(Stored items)
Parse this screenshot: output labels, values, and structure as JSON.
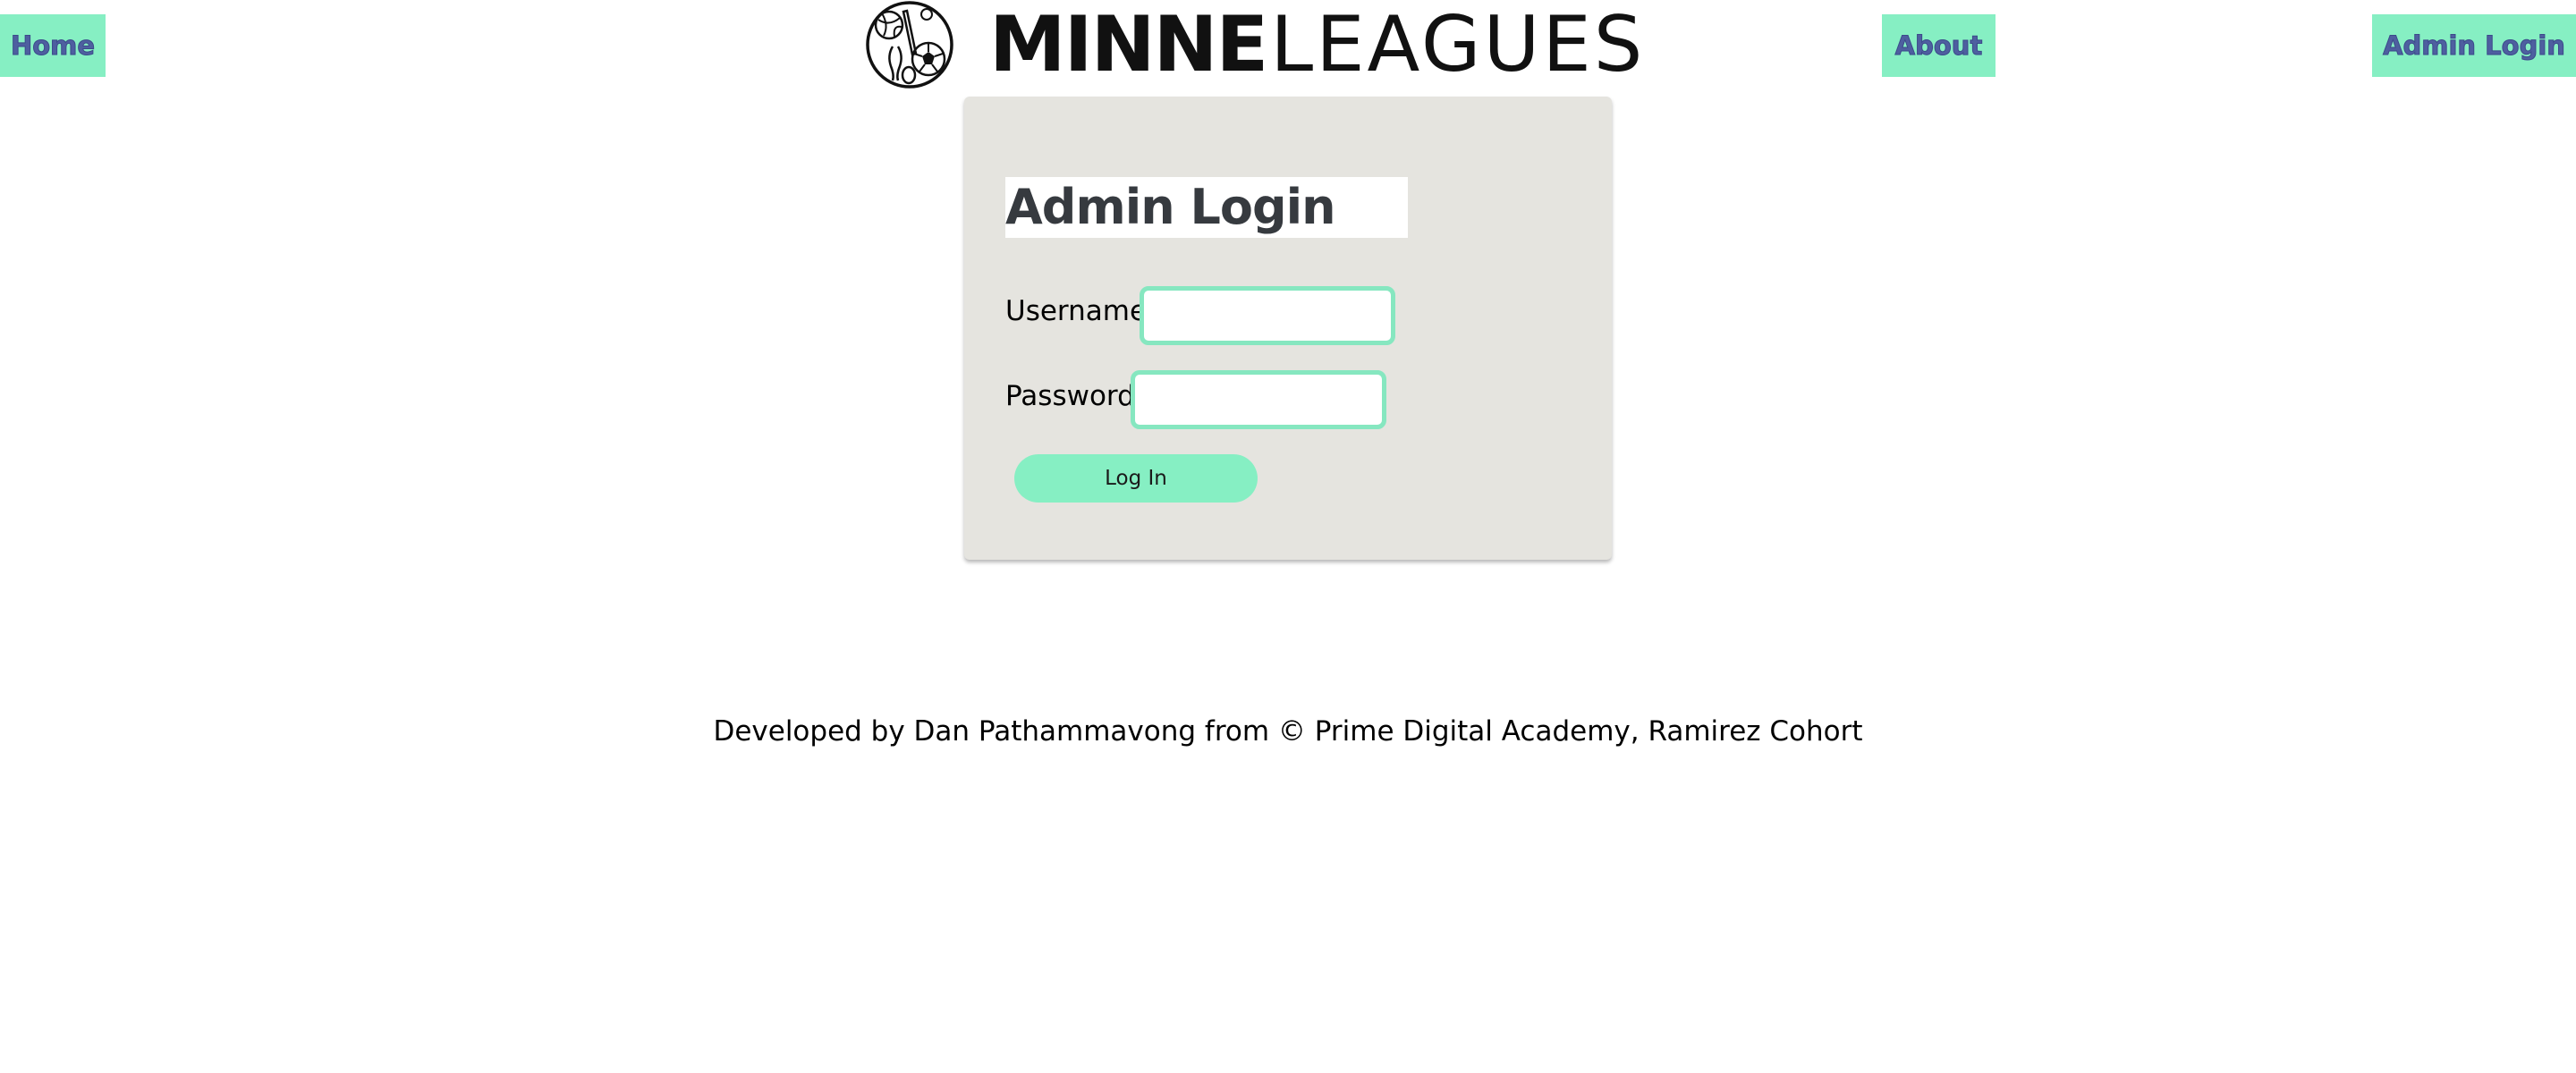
{
  "nav": {
    "home_label": "Home",
    "about_label": "About",
    "admin_login_label": "Admin Login"
  },
  "brand": {
    "name_bold": "MINNE",
    "name_light": "LEAGUES",
    "logo_icon": "sports-balls-logo-icon"
  },
  "login": {
    "title": "Admin Login",
    "username_label": "Username:",
    "username_value": "",
    "password_label": "Password:",
    "password_value": "",
    "submit_label": "Log In"
  },
  "footer": {
    "text": "Developed by Dan Pathammavong from © Prime Digital Academy, Ramirez Cohort"
  },
  "colors": {
    "accent": "#86efc3",
    "nav_text": "#4e5fa0",
    "card_bg": "#e5e4df",
    "input_border": "#86e7c0",
    "title_text": "#363a3f"
  }
}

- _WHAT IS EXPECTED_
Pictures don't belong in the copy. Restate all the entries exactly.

- _RESPONSE BELOW_
Parse this screenshot: output labels, values, and structure as JSON.
{
  "nav": {
    "home_label": "Home",
    "about_label": "About",
    "admin_login_label": "Admin Login"
  },
  "brand": {
    "name_bold": "MINNE",
    "name_light": "LEAGUES",
    "logo_icon": "sports-balls-logo-icon"
  },
  "login": {
    "title": "Admin Login",
    "username_label": "Username:",
    "username_value": "",
    "password_label": "Password:",
    "password_value": "",
    "submit_label": "Log In"
  },
  "footer": {
    "text": "Developed by Dan Pathammavong from © Prime Digital Academy, Ramirez Cohort"
  },
  "colors": {
    "accent": "#86efc3",
    "nav_text": "#4e5fa0",
    "card_bg": "#e5e4df",
    "input_border": "#86e7c0",
    "title_text": "#363a3f"
  }
}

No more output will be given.